  • Market authorities in Saudi Arabia have introduced a series of reforms in the past 18 months
  • MSCI’s Emerging Market index is tracked by about $2 trillion in active and global funds

LONDON: Saudi Arabian equites are poised to attract up to $40 billion worth of foreign inflows, following a landmark decision by index provider MSCI to include the Kingdom’s stocks in its widely tracked Emerging Markets index.

"MSCI will include the MSCI Saudi Arabia Index in the MSCI Emerging Markets Index, representing on a pro forma basis a weight of approximately 2.6% of the index with 32 securities, following a two-step inclusion process," the MSCI said in a statement late on Wednesday night Riyadh time.

“Saudi Arabia’s inclusion in MSCI’s EM Index is a milestone achievement and will likely bring with it significant levels of foreign investment,” Salah Shamma, head of investment for MENA at Franklin Templeton Emerging Markets Equity, told Arab News. 

“It is a recognition of the progress Saudi Arabia has made in implementing its ambitious capital markets transformation agenda. The halo effect of such a move will be felt across the stock exchanges of the entire Gulf Cooperation Council (GCC).”

Market authorities in Saudi Arabia have introduced a series of reforms in the past 18 months to bring local capital markets more in line with international norms, including lower restrictions on international investors, and the introduction of short-selling and T+2 settlement cycles.

Such reforms prompted index provider FTSE Russell to upgrade the Kingdom to emerging market status in March, opening the country’s stocks up to billions worth of passive and active inflows from foreign investors.

MSCI’s Emerging Market index is tracked by about $2 trillion in active and global funds. The inclusion of Saudi stocks in the index, alongside FTSE Russell’s upgrade, is forecast to attract as much as $45 billion of foreign inflows from passive and active investors, according to estimates from Egyptian investment bank EFG Hermes. 

The upgrade announcement was widely expected by the region’s investment community, following a similar emerging markets upgrade announcement by fellow index provider FTSE Russell in March. 

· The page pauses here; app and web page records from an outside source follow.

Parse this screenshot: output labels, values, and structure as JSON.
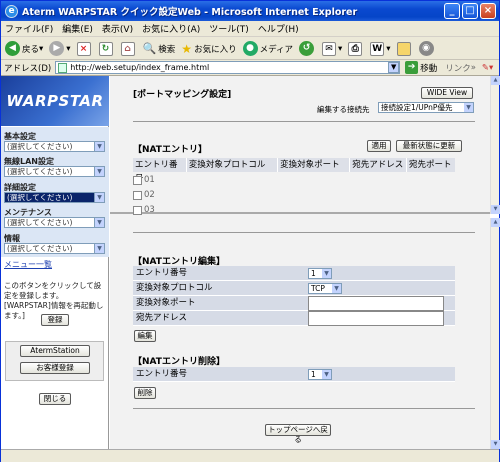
{
  "window": {
    "title": "Aterm WARPSTAR クイック設定Web - Microsoft Internet Explorer"
  },
  "menu": [
    "ファイル(F)",
    "編集(E)",
    "表示(V)",
    "お気に入り(A)",
    "ツール(T)",
    "ヘルプ(H)"
  ],
  "toolbar": {
    "back": "戻る",
    "search": "検索",
    "favorites": "お気に入り",
    "media": "メディア"
  },
  "address": {
    "label": "アドレス(D)",
    "url": "http://web.setup/index_frame.html",
    "go": "移動",
    "links": "リンク"
  },
  "sidebar": {
    "logo": "WARPSTAR",
    "groups": [
      {
        "label": "基本設定",
        "select": "(選択してください)"
      },
      {
        "label": "無線LAN設定",
        "select": "(選択してください)"
      },
      {
        "label": "詳細設定",
        "select": "(選択してください)"
      },
      {
        "label": "メンテナンス",
        "select": "(選択してください)"
      },
      {
        "label": "情報",
        "select": "(選択してください)"
      }
    ],
    "menu_list": "メニュー一覧",
    "note": "このボタンをクリックして設定を登録します。[WARPSTAR]情報を再起動します。]",
    "register": "登録",
    "aterm_station": "AtermStation",
    "customer_reg": "お客様登録",
    "close": "閉じる"
  },
  "top": {
    "title": "[ポートマッピング設定]",
    "wide_view": "WIDE View",
    "conn_label": "編集する接続先",
    "conn_select": "接続設定1/UPnP優先",
    "nat_title": "【NATエントリ】",
    "apply": "適用",
    "refresh": "最新状態に更新",
    "columns": [
      "エントリ番号",
      "変換対象プロトコル",
      "変換対象ポート",
      "宛先アドレス",
      "宛先ポート"
    ],
    "entries": [
      "01",
      "02",
      "03"
    ]
  },
  "edit": {
    "title": "【NATエントリ編集】",
    "rows": [
      {
        "label": "エントリ番号",
        "value": "1"
      },
      {
        "label": "変換対象プロトコル",
        "value": "TCP"
      },
      {
        "label": "変換対象ポート",
        "value": ""
      },
      {
        "label": "宛先アドレス",
        "value": ""
      }
    ],
    "edit_button": "編集",
    "delete_title": "【NATエントリ削除】",
    "delete_row": {
      "label": "エントリ番号",
      "value": "1"
    },
    "delete_button": "削除",
    "top_button": "トップページへ戻る"
  }
}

“MSCI index inclusion will be a historic milestone for the Saudi market as it will allow for sticky institutional money to make an entry in 2019 which will help deepen the market,” said John Sfakianakis, director of economic research at the Gulf Research Center in Riyadh.